Sources of Pythium
Pythium may come from several sources at different times during crop production. Insects common to greenhouses, fungus gnats (Bradysia impatiens) and shoreflies (Scatella stagnalis), excreted viable P. aphanidermatum oospores after ingestion (9). Fungus gnat larvae and shorefly adults may be vectors. Some Pythium species are adapted to live in water producing swimming zoospores that can easily travel to other parts of the greenhouse. Others are adapted to live in the soil producing oospores, which serve as resting structures that survive desiccation and microbial infection. Previous studies suggested that populations of Pythium are relatively stable in soil when optimal conditions are present. Al-Sadi et al. 2008 (2), investigated the potential source of inoculum in greenhouse soils. They found that 7% of fallow soil was infested before introducing it to the greenhouse (2). They also found that other sources of Pythium included potting mixes; soil adhered to cultivation equipment and grower’s shoes and reused irrigation pipes. The consensus of opinion is that the main source of Pythium inoculum comes from soil and infected plants introduced to the greenhouse but little work has been done to definitively prove that an isolate found infecting plants is a clone of one found elsewhere in the production system. Pythium species have been found to reside in soil, in aisles, on tools, and in irrigation water (Moorman and Daughtrey, unpublished) but many of the species found are not the main pathogens in greenhouses. Dispersal of Pythium is a major concern in hydroponic culture (15; 19).
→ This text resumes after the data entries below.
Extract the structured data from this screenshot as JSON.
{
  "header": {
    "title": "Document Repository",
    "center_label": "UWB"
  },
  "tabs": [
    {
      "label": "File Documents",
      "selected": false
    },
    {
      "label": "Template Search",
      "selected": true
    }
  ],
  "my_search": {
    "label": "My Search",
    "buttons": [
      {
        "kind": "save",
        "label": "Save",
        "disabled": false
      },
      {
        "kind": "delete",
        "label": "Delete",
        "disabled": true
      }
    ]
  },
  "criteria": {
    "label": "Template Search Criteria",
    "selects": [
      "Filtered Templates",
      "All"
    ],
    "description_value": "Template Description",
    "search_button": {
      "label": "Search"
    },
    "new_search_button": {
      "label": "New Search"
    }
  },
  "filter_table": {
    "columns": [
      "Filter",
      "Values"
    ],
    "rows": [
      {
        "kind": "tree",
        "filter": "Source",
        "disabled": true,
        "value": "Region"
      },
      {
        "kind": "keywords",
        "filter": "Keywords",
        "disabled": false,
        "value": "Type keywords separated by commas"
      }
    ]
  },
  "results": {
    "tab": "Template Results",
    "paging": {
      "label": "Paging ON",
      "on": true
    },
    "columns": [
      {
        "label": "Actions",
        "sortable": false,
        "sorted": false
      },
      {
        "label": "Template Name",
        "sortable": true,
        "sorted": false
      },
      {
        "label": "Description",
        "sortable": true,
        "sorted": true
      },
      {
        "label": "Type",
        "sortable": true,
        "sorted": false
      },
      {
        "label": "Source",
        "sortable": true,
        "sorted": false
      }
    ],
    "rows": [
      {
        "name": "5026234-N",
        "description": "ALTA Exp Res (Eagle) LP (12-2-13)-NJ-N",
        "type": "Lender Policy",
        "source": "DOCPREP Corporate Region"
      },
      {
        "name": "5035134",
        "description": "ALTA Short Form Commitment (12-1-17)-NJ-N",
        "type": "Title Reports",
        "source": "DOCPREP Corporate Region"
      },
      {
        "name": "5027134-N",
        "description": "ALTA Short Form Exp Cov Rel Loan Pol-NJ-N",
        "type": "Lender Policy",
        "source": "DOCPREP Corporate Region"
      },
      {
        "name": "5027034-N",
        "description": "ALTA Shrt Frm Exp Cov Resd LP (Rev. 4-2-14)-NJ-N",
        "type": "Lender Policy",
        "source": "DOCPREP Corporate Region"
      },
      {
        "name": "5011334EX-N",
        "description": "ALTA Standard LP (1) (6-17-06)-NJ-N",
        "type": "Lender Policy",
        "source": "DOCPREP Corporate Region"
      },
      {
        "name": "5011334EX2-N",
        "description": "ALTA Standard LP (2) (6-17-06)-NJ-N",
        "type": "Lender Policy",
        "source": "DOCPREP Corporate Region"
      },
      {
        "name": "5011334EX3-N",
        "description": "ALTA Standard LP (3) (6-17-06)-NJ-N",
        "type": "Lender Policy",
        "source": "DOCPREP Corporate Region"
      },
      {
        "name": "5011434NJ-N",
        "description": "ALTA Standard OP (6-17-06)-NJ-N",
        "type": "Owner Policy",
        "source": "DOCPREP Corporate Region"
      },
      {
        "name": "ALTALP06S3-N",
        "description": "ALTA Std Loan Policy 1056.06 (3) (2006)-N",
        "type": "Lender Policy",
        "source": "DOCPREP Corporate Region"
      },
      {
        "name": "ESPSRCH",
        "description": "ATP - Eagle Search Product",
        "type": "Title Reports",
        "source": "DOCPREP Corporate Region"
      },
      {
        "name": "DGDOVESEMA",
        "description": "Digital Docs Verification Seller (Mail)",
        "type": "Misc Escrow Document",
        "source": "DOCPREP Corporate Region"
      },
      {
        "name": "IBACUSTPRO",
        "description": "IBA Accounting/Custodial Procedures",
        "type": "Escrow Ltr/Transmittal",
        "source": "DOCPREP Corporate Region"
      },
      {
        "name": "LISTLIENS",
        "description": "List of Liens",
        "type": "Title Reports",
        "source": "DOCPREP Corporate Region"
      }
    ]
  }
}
Genera Confused with Pythium
For very useful illustrations of the following genera, see Domsch, K. H., Gams, W. and Anderson, T. H. 2007. Compendium of soil fungi. Berchtesgaden, IHW-Verlag (8), available through The American Phytopathological Society (APS).
Phytophthora [Stramenopila, Heterokonta, Peronosporomycetes, Pythiales, Pythiaceae, Phytophthora]
Some species of Phytophthora can be confused with Pythium and vice versa. In general, they both grow on the same semi-selective media. An important difference is that zoospores differentiate within a thin walled vesicle produced by Pythium sporangia while zoospores of Phytophthora differentiate within the sporangium. In the case of Pythium, this is most easily observed when an isolate is cultured in water on boiled grass blades and the culture is observed using an inverted light microscope. All species of Phytophthora known to date produce more or less lemon-shaped sporangia (shown right). However, some also produce spherical hyphal swellings similar to those formed by some species of Pythium and a thorough examination of cultures is required to find the sporangia.
Aphanomyces [Stramenopila, Heterokonta, Peronosporomycetes, Saprolegniales, Leptolegniaceae, Aphanomyces]
In this genus, the sporangium is a long, inflated, filamentous structure at the end of the hypha. Zoospores form in a single row within the sporangium. When the sporangium breaks open at the tip, encysted zoospores clump there until they form a secondary swimming stage. In Pythium, swimming zoospores are released from a vesicle produced by the sporangium and they quickly swim away if the culture is in liquid. The oospores and antheridia look very much like several species of Pythium.
Pythiogeton [Stramenopila, Heterokonta, Peronosporomycetes, Pythiales, Pythiogetonceae, Phythiogeton]
Most members of this relatively uncommon genus are considered saprophytes by some are plant parasites (3). Morphology is so like Pythium that DNA sequencing will probably be needed to separate the two.
Mortierella [Mycota, Zygomycota, Zygomycetes, Mortierellales, Mortierellaceae, Mortierella]
This is a very common soil borne fungus that produces sporangiospores on branched or unbranched sporangiophores. The sporangiospores look like sporangia of some Pythium species. Some Mortierella species produce zygospores that look like Pythium oospores. Mortierella hyphae are mostly dichotomously branched while Pythium hyphae are not dichotomously branched.